First World problem solved – enter automatic windshield wipers in Tesla!

As reported in this thread on TMC (Tesla Motors Club) forum, there is a new update being pushed to the fleet that enables automatic wipers on Tesla Models S and X with Autopilot hardware 2.x. Cars with AP 1.0 already had that feature (using rain sensor, just like many other higher-end cars). The difference is that the newer Tesla cars don’t have a dedicated sensor anymore. Instead, the car was supposed to use some of the cameras that the car is equipped with. The feature has been long promised by the automaker. So much so that it has became a number two complain on the list by the unsatisfied Tesla owners feeling cheated and lied to by this omission. Number one would have to be the promise of Autopilot and Full Self Driving (FSD) capabilities, but I guess it depends on whom you ask in particular. I know, First World Problems from the people that already own and drive the best car on the planet ;).

I think there were numerous valid reasons for the delay. Not an insignificant one being the parting of the ways between Tesla and Mobileye, the latter of which was responsible for most of the developments around autonomous driving until then. Assembling a new team and starting to develop your own know-how in a discipline which is not exactly as old as bread baking takes time. Creating the software algorithms that would allow for the cameras to detect precipitation without interfering with the rest of the functionality designed around EAP/FSD poses a great challenge and most likely was not on a priority list, either.

The feature is available in software release 2017.50.3 as a beta. As far as I know, it is also the industry-first implementation that uses cameras and neural network bits instead of traditional sensors. There’s a number of companies holding patents or having technology around vision-based rain sensing, but seems that Tesla is the first to actually implement it!

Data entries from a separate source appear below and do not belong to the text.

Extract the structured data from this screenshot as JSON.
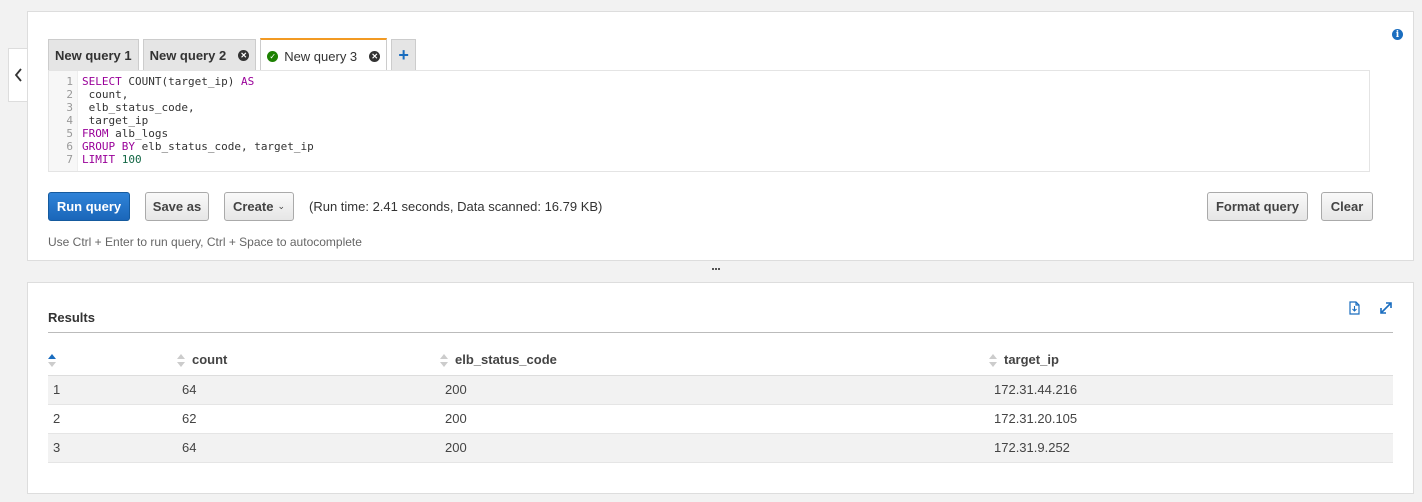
{
  "tabs": [
    {
      "label": "New query 1",
      "closable": false
    },
    {
      "label": "New query 2",
      "closable": true
    },
    {
      "label": "New query 3",
      "closable": true,
      "active": true,
      "status": "success"
    }
  ],
  "add_tab_label": "+",
  "editor": {
    "lines": [
      {
        "n": "1",
        "parts": [
          {
            "t": "SELECT",
            "c": "kw"
          },
          {
            "t": " COUNT(target_ip) "
          },
          {
            "t": "AS",
            "c": "kw"
          }
        ]
      },
      {
        "n": "2",
        "parts": [
          {
            "t": " count,"
          }
        ]
      },
      {
        "n": "3",
        "parts": [
          {
            "t": " elb_status_code,"
          }
        ]
      },
      {
        "n": "4",
        "parts": [
          {
            "t": " target_ip"
          }
        ]
      },
      {
        "n": "5",
        "parts": [
          {
            "t": "FROM",
            "c": "kw"
          },
          {
            "t": " alb_logs"
          }
        ]
      },
      {
        "n": "6",
        "parts": [
          {
            "t": "GROUP BY",
            "c": "kw"
          },
          {
            "t": " elb_status_code, target_ip"
          }
        ]
      },
      {
        "n": "7",
        "parts": [
          {
            "t": "LIMIT",
            "c": "kw"
          },
          {
            "t": " "
          },
          {
            "t": "100",
            "c": "num"
          }
        ]
      }
    ]
  },
  "toolbar": {
    "run_label": "Run query",
    "save_label": "Save as",
    "create_label": "Create",
    "run_info": "(Run time: 2.41 seconds, Data scanned: 16.79 KB)",
    "format_label": "Format query",
    "clear_label": "Clear"
  },
  "hint": "Use Ctrl + Enter to run query, Ctrl + Space to autocomplete",
  "results": {
    "title": "Results",
    "columns": [
      "",
      "count",
      "elb_status_code",
      "target_ip"
    ],
    "rows": [
      [
        "1",
        "64",
        "200",
        "172.31.44.216"
      ],
      [
        "2",
        "62",
        "200",
        "172.31.20.105"
      ],
      [
        "3",
        "64",
        "200",
        "172.31.9.252"
      ]
    ]
  },
  "colors": {
    "primary": "#1a66b9",
    "active_tab_accent": "#f29a23",
    "success": "#1d8102",
    "keyword": "#990099"
  },
  "icons": [
    "chevron-left-icon",
    "info-icon",
    "close-icon",
    "check-circle-icon",
    "plus-icon",
    "caret-down-icon",
    "download-csv-icon",
    "expand-icon",
    "sort-icon"
  ]
}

How does it work? Is it better than the systems in other cars currently on the market? Is it capable to replace human intervention with manual adjustments of sensitivity/speed? I will be happy to report as soon as my car gets the update!